### What to work on
Run through the records and, wherever a line holds the word "name", return that line.

### Data supplied
####################

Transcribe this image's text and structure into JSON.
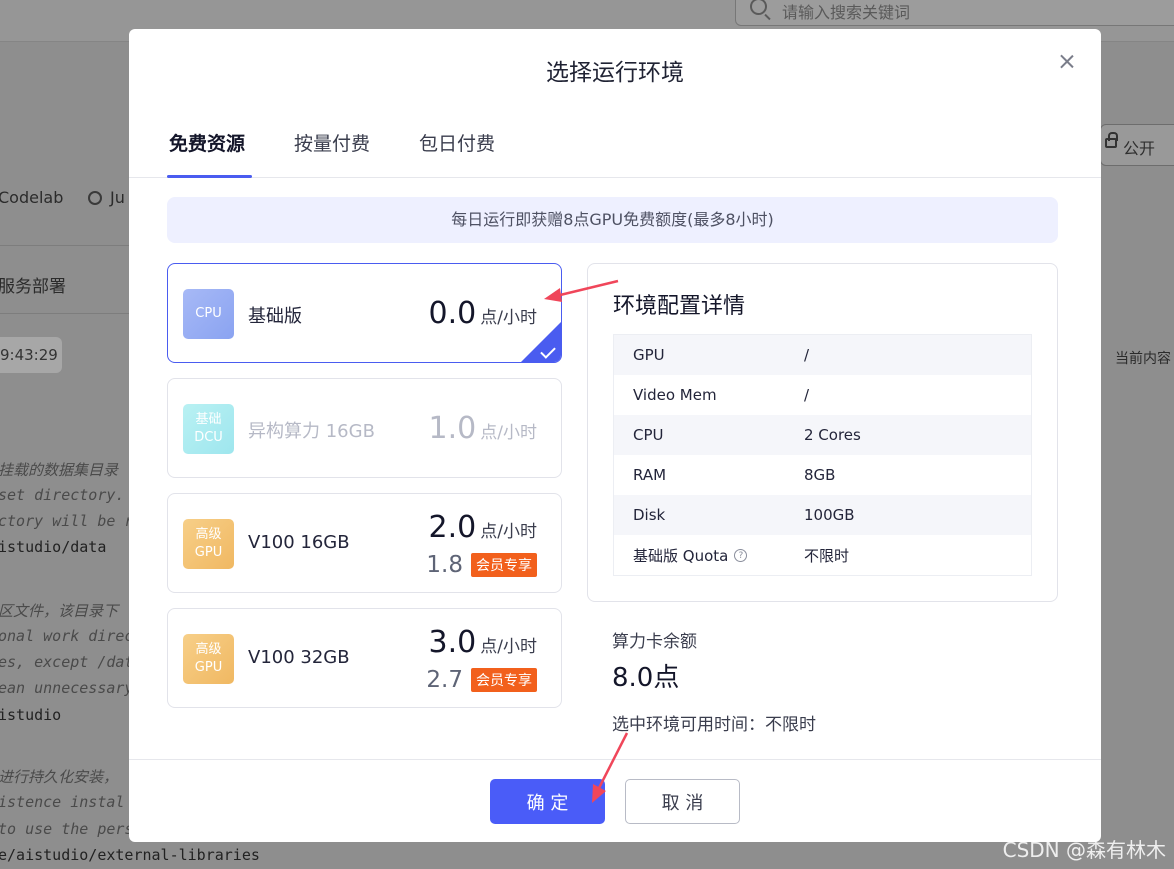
{
  "background": {
    "search_placeholder": "请输入搜索关键词",
    "publish_label": "公开",
    "nav_items": [
      "Codelab",
      "Ju"
    ],
    "section_label": "服务部署",
    "time_chip": "9:43:29",
    "current_content": "当前内容",
    "code_lines": [
      {
        "text": "挂载的数据集目录",
        "style": "it"
      },
      {
        "text": "set directory.",
        "style": "it"
      },
      {
        "text": "ctory will be r",
        "style": "it"
      },
      {
        "text": "istudio/data",
        "style": "mono"
      },
      {
        "text": "区文件，该目录下",
        "style": "it"
      },
      {
        "text": "onal work direc",
        "style": "it"
      },
      {
        "text": "es, except /dat",
        "style": "it"
      },
      {
        "text": "ean unnecessary",
        "style": "it"
      },
      {
        "text": "istudio",
        "style": "mono"
      },
      {
        "text": "进行持久化安装，",
        "style": "it"
      },
      {
        "text": "istence instal",
        "style": "it"
      },
      {
        "text": "to use the pers",
        "style": "it"
      },
      {
        "text": "e/aistudio/external-libraries",
        "style": "mono"
      }
    ]
  },
  "modal": {
    "title": "选择运行环境",
    "tabs": [
      {
        "label": "免费资源",
        "active": true
      },
      {
        "label": "按量付费",
        "active": false
      },
      {
        "label": "包日付费",
        "active": false
      }
    ],
    "notice": "每日运行即获赠8点GPU免费额度(最多8小时)",
    "plans": [
      {
        "badge_lines": [
          "CPU"
        ],
        "badge_color": "blue",
        "name": "基础版",
        "price": "0.0",
        "unit": "点/小时",
        "selected": true,
        "disabled": false
      },
      {
        "badge_lines": [
          "基础",
          "DCU"
        ],
        "badge_color": "cyan",
        "name": "异构算力 16GB",
        "price": "1.0",
        "unit": "点/小时",
        "selected": false,
        "disabled": true
      },
      {
        "badge_lines": [
          "高级",
          "GPU"
        ],
        "badge_color": "gold",
        "name": "V100 16GB",
        "price": "2.0",
        "unit": "点/小时",
        "member_price": "1.8",
        "member_tag": "会员专享",
        "selected": false,
        "disabled": false
      },
      {
        "badge_lines": [
          "高级",
          "GPU"
        ],
        "badge_color": "gold",
        "name": "V100 32GB",
        "price": "3.0",
        "unit": "点/小时",
        "member_price": "2.7",
        "member_tag": "会员专享",
        "selected": false,
        "disabled": false
      }
    ],
    "details": {
      "title": "环境配置详情",
      "rows": [
        {
          "key": "GPU",
          "value": "/"
        },
        {
          "key": "Video Mem",
          "value": "/"
        },
        {
          "key": "CPU",
          "value": "2 Cores"
        },
        {
          "key": "RAM",
          "value": "8GB"
        },
        {
          "key": "Disk",
          "value": "100GB"
        },
        {
          "key": "基础版 Quota",
          "value": "不限时",
          "help": true
        }
      ]
    },
    "balance_label": "算力卡余额",
    "balance_value": "8.0点",
    "available_time": "选中环境可用时间：不限时",
    "confirm_label": "确 定",
    "cancel_label": "取 消"
  },
  "watermark": "CSDN @森有林木",
  "colors": {
    "accent": "#4a5cf0",
    "primary_button": "#4a5cf8",
    "vip_tag": "#f2601c",
    "arrow": "#f0465a"
  }
}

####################

### Solution to this problem
        "name": "基础版",
        "name": "异构算力 16GB",
        "name": "V100 16GB",
        "name": "V100 32GB",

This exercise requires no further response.